Thousand Oaks, California’s Los Robles Regional Medical Center agreed to pay $2.95 million to settle a lawsuit alleging that they shortchanged their employees’ hourly pay. The settlement agreement addresses litigation due to a 2014 filing by plaintiff, Jeanette Munden, a former nurse at the medical center. Munden alleged her hourly pay was routinely rounded in a way that short-changed her paycheck.

Judge Kevin DeNoce of Ventura County Superior Court approved the settlement against Los Robles, ruling that the center would pay $2.95 million over a lawsuit alleging that it shortchanged hourly pay of employees and prevented them from taking lunch breaks (as well as other labor code violations). The settlement includes 3,000 current and former employees who split close to $1.9 million. The average payout for workers included in the suit will total around $618. The hospital will also be covering attorney fees ($973,500) and state labor code penalties for alleged violations ($10,000).

The company settled on a no-fault basis and does not admit any wrongdoing, although this is not the first time they have faced this type of employment law violation allegation.

Timeline of the Case:

2005: A federal judge approved a $4.75 million settlement for a lawsuit against Low Robles Medical Center claiming over 1,000 employees were owed wages for missed breaks and overtime.

2014: Jeanette Munden, former Los Robles nurse, alleged her hourly pay was regularly rounded to short her paycheck.

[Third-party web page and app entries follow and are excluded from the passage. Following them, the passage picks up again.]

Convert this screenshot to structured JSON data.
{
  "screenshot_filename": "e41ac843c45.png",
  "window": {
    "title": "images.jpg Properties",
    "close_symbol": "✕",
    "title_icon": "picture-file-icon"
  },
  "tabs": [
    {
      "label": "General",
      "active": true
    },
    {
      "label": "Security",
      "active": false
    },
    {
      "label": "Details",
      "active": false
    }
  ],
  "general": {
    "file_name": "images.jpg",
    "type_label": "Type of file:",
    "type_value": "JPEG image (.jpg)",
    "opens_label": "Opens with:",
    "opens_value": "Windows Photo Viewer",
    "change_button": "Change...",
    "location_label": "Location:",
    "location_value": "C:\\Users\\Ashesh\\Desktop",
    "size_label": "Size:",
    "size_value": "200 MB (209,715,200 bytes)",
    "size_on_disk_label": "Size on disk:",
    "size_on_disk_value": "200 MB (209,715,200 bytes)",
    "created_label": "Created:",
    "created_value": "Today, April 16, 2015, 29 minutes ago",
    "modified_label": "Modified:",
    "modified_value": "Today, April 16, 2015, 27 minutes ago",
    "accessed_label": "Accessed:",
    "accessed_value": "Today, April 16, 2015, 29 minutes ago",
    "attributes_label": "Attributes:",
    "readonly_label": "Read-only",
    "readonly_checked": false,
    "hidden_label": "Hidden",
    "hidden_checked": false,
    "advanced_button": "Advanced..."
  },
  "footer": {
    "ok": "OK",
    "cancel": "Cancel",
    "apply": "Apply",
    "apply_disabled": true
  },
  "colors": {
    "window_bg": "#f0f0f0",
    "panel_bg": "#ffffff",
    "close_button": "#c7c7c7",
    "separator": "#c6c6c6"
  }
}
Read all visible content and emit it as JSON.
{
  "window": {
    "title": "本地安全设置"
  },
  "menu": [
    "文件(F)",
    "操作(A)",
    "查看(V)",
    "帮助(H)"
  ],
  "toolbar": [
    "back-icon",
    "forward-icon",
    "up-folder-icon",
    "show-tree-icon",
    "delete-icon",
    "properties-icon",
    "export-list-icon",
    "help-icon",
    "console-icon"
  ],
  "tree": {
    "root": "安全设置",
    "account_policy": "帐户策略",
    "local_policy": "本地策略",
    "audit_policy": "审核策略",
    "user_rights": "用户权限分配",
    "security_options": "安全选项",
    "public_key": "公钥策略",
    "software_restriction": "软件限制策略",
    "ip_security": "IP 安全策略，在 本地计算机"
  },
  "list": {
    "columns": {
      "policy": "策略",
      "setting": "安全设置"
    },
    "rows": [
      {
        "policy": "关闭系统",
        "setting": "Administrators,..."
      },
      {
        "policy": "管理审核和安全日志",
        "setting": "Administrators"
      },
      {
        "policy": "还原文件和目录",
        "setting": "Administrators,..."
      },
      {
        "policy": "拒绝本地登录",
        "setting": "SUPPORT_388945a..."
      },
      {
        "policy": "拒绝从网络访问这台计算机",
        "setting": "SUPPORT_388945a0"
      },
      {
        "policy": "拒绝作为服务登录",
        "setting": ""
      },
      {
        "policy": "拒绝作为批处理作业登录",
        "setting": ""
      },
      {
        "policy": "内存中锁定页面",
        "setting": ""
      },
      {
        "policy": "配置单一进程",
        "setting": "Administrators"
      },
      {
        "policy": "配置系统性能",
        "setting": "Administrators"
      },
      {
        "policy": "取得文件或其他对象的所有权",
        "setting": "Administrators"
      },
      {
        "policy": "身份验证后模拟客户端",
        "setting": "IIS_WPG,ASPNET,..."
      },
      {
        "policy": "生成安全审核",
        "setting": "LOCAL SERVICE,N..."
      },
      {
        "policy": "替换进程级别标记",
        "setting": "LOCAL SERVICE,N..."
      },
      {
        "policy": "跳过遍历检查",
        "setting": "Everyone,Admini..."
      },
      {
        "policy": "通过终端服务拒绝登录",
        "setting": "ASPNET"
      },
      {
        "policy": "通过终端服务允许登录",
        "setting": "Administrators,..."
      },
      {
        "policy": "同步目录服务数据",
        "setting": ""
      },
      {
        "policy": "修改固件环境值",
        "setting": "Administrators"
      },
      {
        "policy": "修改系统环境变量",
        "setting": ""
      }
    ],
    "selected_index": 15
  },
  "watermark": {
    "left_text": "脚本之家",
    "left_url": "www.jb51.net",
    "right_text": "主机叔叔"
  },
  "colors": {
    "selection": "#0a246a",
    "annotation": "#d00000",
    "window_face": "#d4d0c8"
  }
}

She claimed Los Robles owed her overtime and that she was also consistently denied lunch breaks and rest periods during her employment at the facility.

2015: Munden resigned from her position at Los Robles to take another job but was not paid compensation she was owed by the company.

2017: Nurses negotiating contracts with the facility in September 2017 claimed that staffing was so limited that they could not take breaks or even, sometimes, go to the bathroom.

As the lead plaintiff in the case, Munden will receive a $15,000 award. Only one of the current and former employees included in the suit objected to the settlement.

If you have questions about how to file an overtime lawsuit or if you need to discuss when employers are required to provide overtime pay, please get in touch with one of the experienced California employment law attorneys at Blumenthal Nordrehaug Bhowmik De Blouw LLP.